New York is famous for their bagels and one morning - fine, fine, afternoon - we headed up to David's Bagels. As we joined the queue we were greeted with a stunning array of bagel types so it only made sense to go for the Everything bagel. Studded with poppy seeds, sesame, onion flavourings and the like, it was served warm filled with lox and cream cheese ($8.50). It was stunning, really, like no other bagel I've had. Soft but not pappy, it held the filling well and was a far cry from those hard dry things we get in London. Pastrami and pickle-filled bagel ($6) was equally good. I suspect it's not even the best ever, but then I don't know much about them; we were nearby, hungry and it made me happy.
273 First Avenue (1st Ave. between E 15th St. & E 16th St.)

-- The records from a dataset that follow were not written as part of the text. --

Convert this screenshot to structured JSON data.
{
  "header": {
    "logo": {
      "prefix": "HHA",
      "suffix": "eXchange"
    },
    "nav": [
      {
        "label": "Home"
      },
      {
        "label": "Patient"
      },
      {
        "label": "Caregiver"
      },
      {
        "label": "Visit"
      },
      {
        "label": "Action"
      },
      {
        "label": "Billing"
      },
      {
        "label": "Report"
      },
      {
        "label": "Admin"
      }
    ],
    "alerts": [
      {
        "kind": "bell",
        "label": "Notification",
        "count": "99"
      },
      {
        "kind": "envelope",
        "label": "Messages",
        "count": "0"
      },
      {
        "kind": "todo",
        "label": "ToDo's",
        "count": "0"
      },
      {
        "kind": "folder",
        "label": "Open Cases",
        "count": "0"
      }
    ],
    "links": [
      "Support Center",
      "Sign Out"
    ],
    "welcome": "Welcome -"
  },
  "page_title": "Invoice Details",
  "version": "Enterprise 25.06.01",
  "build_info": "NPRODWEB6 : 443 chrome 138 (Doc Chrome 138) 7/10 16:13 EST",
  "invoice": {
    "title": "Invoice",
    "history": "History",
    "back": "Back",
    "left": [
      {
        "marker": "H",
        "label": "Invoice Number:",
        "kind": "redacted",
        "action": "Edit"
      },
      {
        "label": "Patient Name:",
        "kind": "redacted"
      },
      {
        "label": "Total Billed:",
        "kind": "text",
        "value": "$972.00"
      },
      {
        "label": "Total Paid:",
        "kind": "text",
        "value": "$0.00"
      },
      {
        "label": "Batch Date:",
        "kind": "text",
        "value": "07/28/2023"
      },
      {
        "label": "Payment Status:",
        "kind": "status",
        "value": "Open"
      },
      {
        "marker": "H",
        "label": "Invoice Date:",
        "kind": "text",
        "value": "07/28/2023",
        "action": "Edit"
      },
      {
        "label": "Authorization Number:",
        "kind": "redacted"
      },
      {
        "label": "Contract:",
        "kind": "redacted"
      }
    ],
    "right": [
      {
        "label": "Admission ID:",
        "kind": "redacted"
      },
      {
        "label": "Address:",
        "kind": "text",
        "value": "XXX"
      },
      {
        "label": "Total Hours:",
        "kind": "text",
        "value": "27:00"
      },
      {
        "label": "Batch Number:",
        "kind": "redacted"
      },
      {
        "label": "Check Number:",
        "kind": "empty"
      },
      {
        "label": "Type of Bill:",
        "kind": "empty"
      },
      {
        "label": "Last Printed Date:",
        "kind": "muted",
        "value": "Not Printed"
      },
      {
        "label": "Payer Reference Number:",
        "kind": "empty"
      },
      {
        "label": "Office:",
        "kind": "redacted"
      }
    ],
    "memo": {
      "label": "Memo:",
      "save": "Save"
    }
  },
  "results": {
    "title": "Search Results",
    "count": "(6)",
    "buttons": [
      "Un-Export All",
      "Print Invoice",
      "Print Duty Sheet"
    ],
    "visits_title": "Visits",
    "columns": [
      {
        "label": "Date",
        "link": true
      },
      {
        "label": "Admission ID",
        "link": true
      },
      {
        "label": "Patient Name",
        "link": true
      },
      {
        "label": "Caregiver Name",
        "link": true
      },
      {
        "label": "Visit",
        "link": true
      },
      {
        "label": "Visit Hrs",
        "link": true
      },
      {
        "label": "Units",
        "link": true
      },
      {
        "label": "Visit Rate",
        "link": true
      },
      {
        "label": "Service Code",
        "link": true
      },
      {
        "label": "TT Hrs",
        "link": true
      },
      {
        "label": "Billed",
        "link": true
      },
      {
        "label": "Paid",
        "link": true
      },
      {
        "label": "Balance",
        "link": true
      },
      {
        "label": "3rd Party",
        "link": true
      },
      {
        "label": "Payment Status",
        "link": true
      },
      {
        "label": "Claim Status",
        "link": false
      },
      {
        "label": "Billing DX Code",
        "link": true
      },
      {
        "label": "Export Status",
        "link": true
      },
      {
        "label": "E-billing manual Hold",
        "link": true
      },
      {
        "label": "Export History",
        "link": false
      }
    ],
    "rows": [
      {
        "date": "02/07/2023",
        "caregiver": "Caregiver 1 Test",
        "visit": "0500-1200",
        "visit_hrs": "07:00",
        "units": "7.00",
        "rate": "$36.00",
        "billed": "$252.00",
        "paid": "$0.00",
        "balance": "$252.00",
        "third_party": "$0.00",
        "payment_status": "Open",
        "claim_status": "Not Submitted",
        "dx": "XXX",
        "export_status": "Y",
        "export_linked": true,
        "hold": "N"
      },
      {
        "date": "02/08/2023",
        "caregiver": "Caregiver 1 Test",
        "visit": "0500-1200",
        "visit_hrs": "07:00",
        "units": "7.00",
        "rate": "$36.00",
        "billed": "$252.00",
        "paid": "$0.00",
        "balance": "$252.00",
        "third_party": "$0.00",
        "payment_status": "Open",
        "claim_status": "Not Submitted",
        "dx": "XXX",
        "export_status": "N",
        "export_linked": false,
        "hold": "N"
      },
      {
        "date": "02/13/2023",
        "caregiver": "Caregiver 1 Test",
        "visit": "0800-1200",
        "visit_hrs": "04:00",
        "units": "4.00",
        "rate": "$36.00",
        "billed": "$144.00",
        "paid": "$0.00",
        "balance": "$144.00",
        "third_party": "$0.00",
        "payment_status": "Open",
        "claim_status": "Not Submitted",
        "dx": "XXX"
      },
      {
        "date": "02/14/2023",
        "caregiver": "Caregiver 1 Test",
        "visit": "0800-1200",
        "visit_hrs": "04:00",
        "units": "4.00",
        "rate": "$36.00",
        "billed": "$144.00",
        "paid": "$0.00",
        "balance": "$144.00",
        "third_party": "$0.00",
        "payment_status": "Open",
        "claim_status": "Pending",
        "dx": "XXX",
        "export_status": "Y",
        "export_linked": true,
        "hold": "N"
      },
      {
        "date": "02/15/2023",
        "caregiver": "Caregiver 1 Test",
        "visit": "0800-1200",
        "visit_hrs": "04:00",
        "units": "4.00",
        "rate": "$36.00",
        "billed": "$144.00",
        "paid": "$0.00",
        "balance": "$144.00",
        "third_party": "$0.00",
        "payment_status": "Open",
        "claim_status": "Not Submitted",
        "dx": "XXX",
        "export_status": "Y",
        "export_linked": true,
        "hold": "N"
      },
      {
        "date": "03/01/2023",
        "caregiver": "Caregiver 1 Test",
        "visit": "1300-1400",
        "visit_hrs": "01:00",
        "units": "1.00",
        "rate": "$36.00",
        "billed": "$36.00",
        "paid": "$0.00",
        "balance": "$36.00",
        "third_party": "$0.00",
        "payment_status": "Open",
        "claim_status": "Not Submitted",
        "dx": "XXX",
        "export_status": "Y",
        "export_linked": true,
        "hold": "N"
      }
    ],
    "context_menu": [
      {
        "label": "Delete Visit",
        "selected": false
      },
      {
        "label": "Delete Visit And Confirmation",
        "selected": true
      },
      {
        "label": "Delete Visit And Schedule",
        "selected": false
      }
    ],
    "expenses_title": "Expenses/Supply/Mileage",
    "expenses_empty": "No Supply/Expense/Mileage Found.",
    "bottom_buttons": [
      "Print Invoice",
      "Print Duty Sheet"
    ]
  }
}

Since my first visit when I went to Torrisi Italian Specialities, things have changed and they have opened Parm, a more casual sandwich shop next door, devoting the main place to a more restaurant-like environment. I propped myself up at the bar and had an eggplant parm, served in a sweet semolina roll. I was still reeling from my ramen brunch, otherwise I'd have gone fully for the hero, a far larger affair. With slices of soft, juicy aubergine coated in gooey cheese, tomatoey sauce and sandwiched with basil leaves, the roll was perhaps a little oversweet to my liking but otherwise it was excellent, particularly for an aubergine obsessive. The Boy, a New York resident, has been addicted to the meatball parm for many weeks now and expressed disbelief at my choice. I am beginning to wonder about it myself. At $8 its not a cheap every day lunch but it makes a happy lunch.
So there ends the cheap eats. Are you still with me?